Lines of Exclusion: What Muslim Europeans and African Americans have in common

During an interview barely sustained on the weak wifi network of my family’s rural American farm, a European-Muslim slam poet talked to me about prejudice. “Muslims,” she said, “our blood has become too cheap.” In a 2015 op-ed published in the New York Times, French Sociologist Farhad Khosrokhavar revealed shocking statistics pertaining to  French Muslims—7-10% of the national population, yet nearly half of the prison population. On the other side of the Atlantic, in the United States, African Americans— 13% of the current national populace—make up nearly half of the prison population, according to NAACP, with African American men the primary recipients of police brutality and misguided deaths.

The parallels don’t stop there.

Social science research has exclusively compared the experiences of Muslims in Europe and the United States; or African-origin groups on both sides of the Atlantic. Yet this other comparison proves fruitful for understanding patterns of exclusion. In the United States, we remain fixated on the color line—both explicitly, in institutionalized racism, and implicitly, in our everyday lives. New migrants are cast as “white” or “non-white” to fit with this paradigm. Race simply matters more than ethnicity or religion in how we other entire minority groups. This is not to deny the deep stigma faced by Muslims vis a vis religious identity today. Yet even this politically-fraught religious group faces racialization, as Sociologist Saher Selod shows in her in-depth study of South Asian and Arab Muslim Americans, upon whom the American racial hierarchy has become imposed. The trauma, or what author Toni Morrison terms “rememory” of slave history cuts deeply into the souls of the African American community. We also see it reflected in today’s burgeoning political reality; in the racialized violence of Chicago’s city streets; in the continuous police killings of unarmed African American. In America, African Americans remain associated with fear, threat, violence and volatility.

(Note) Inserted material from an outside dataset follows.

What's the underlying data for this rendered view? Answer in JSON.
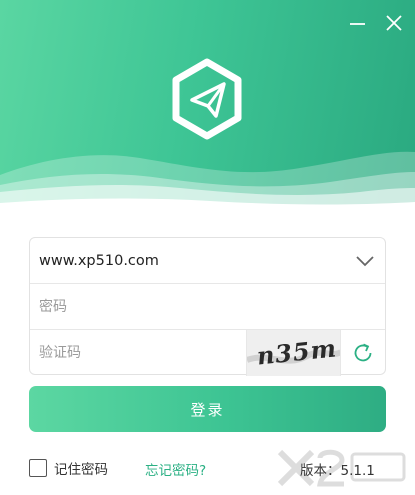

In Europe, religious identity itself is the means of exclusion. This has developed over time. In the mid-20th century, guestworkers and post-colonials (many Muslims) migrated en masse to Europe. Over time, they became perceived not as migrants, but ethnically—and today religiously—other. The dividing line is not “white”/“non-white”, but rather “secularism rooted in Judeo-Christian culture”/“Islam.” Fear that a Re-Re-Conquista will occur remains eerily present in the once-Islamic geography of Spain, where praying Muslims have been arrested in the Mosque-Cathedral of Cordoba. The rise—and success, as we have seen in the case of Brexit—of the far-right wing on “Anti-Islam” platforms points to the pointedness of this boundary to belonging. The Pew Research center has found that concerns related to major refugee migrations relate directly to views of Muslims across Europe. In Europe, Muslims are feared in the form of a terror specter, a worst case scenario of unpredictability, irrationality, willingness to risk life and limb.

Those we fear, we demonize and criminalize. I am certainly not the only one who has recognized this parallel, born in a country of prisons overflowing with African American men, and—in my adulthood—a scholar of Muslim life in Germany, Great Britain and Spain. In fact, Muslim youth in Europe, such as the banlieue of France, have begun to reach out to African American activists.

Former president FDR was right to say that we should fear fear. There is more to fear, however, than fear itself. We must fear divisions. And we must fear, perhaps most of all the myths made to foster divisions that move from clay—soft, malleable—to cemented, man-made walls. These myths displace the hard realities of racial disparity here in America; or across the ocean with our allies, who use the same strategies albeit along another line—of religious identity—to divide. The far-right has driven these divisions home, by leaving us in darkness with the supposed threat of the “Muslim” or “black”, rather than reflecting upon the changing, economically-disparate reality that we must navigate. It is easier to hate than to change, easier to divide than to unite, easier to place the blame outside of ourselves rather than relinquish. Yet these stories that ignore histories come at a dangerously high price. They undermine not just America or Europe as a strived-for idea(l), but the most skeletal form of ethics that humanity ought to hold above enduring entitlement.